2. Age (34 per cent)
3. Criminal convictions (32 per cent)
4. Disability and illness (25 per cent)
5. Children and family planning (25 per cent)
6. Place of birth or ethnicity (25 per cent)
7. Lifestyle choices (E.g. Do you smoke? How much do you typically drink?) (19 per cent)
8. Memberships or affiliations (14 per cent)
9. Religion (12 per cent)
10. Gender or sexual orientation (11 per cent)
In addition, when asked if they’d like to provide an example anonymously, over 100 people wanted to share their ‘off-limits’ stories with the survey and some of the responses that came back were startling. Questions ranged from ‘Why should we hire a person of your age and not someone younger?’ to ‘Have staff ever been distracted by your good looks?’
“While most interview questions are asked as a genuine way to evaluate a candidate’s ability to do the job, some may steer toward an unprofessional or downright illegal place,” said Amanda Augustine, career advice expert at TopCV. “When it comes to obtaining personal information, responses could impact their candidacy because of discrimination or bias – regardless if it’s done intentionally.
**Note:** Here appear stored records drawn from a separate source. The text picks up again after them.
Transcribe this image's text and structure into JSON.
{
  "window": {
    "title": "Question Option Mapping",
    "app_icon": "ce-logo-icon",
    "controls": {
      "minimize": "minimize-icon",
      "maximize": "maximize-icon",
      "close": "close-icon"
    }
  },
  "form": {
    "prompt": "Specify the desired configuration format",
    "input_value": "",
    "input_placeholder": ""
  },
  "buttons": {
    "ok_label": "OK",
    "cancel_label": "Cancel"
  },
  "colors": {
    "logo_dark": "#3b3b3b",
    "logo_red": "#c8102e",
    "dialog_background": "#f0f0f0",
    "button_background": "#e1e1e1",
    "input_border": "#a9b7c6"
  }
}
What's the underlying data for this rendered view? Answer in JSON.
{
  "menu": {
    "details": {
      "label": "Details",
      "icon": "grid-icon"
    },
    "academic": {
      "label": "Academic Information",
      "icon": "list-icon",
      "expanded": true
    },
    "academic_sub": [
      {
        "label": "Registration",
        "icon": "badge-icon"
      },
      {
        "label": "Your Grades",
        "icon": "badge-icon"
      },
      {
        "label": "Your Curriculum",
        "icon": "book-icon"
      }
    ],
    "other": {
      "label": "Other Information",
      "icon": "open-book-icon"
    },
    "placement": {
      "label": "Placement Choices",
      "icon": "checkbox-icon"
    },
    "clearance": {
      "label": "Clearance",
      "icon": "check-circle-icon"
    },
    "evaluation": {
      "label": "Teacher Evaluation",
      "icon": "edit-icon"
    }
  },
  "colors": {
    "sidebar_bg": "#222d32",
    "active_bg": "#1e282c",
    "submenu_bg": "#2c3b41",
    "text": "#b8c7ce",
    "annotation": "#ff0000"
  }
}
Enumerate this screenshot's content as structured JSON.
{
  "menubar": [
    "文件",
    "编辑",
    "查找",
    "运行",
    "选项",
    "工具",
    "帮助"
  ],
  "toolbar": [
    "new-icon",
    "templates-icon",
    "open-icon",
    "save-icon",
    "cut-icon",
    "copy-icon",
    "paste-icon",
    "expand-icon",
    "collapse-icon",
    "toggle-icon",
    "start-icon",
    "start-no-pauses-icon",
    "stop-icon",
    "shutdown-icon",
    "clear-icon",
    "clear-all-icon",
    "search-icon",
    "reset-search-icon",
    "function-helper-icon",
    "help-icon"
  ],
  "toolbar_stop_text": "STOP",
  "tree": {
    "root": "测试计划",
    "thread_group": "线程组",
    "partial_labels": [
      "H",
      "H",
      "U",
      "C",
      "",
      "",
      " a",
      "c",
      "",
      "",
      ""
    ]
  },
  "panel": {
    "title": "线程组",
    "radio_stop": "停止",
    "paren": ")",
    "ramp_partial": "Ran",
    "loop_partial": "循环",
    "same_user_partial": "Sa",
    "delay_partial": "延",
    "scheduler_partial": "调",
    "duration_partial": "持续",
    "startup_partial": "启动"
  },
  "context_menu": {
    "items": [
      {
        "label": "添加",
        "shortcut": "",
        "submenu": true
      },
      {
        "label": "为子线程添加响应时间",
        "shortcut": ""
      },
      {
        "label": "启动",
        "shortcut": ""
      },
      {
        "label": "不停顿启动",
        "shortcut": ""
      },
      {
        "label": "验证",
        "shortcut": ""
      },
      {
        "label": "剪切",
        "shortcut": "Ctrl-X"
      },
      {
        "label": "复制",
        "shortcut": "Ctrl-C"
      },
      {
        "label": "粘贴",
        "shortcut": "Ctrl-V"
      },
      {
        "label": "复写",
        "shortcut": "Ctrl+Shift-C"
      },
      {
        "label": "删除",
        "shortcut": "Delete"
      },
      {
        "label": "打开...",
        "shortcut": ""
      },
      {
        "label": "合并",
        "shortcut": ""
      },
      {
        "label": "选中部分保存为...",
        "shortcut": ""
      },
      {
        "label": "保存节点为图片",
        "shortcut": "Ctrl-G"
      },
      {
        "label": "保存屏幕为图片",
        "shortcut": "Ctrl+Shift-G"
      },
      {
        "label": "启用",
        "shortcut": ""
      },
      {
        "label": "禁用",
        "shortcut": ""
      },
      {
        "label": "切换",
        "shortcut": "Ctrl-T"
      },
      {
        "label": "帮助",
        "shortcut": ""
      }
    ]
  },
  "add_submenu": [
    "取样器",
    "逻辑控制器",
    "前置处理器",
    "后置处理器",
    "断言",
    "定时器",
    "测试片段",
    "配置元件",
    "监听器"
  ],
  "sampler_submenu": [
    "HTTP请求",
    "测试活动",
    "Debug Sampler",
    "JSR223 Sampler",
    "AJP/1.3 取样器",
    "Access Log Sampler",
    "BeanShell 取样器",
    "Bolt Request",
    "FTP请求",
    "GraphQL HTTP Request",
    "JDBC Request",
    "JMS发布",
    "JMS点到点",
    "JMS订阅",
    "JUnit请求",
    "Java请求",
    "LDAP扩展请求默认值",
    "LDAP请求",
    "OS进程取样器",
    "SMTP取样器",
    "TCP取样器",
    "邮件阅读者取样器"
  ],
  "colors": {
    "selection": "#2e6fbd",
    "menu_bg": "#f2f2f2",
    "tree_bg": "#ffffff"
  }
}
“For anyone who is unsure, any personal or sensitive information is usually off-limits, unless it is specifically relevant to the job for which you are applying. If you feel uncomfortable answering, don’t be afraid to say so,” she added.
As the researchers point out, Interviewing for a new job is a nerve-wracking affair, even for those with years of experience under their belt. “While it’s standard practice to be asked questions about previous work experience, as well as personal qualities or skills in an interview, other questions are less acceptable,” adds says Lee Biggins, founder and managing director of CV-Library. “This includes anything relating to a candidate’s age, race, ethnicity, sexual orientation, country of national origin or birthplace, disability or family plans.”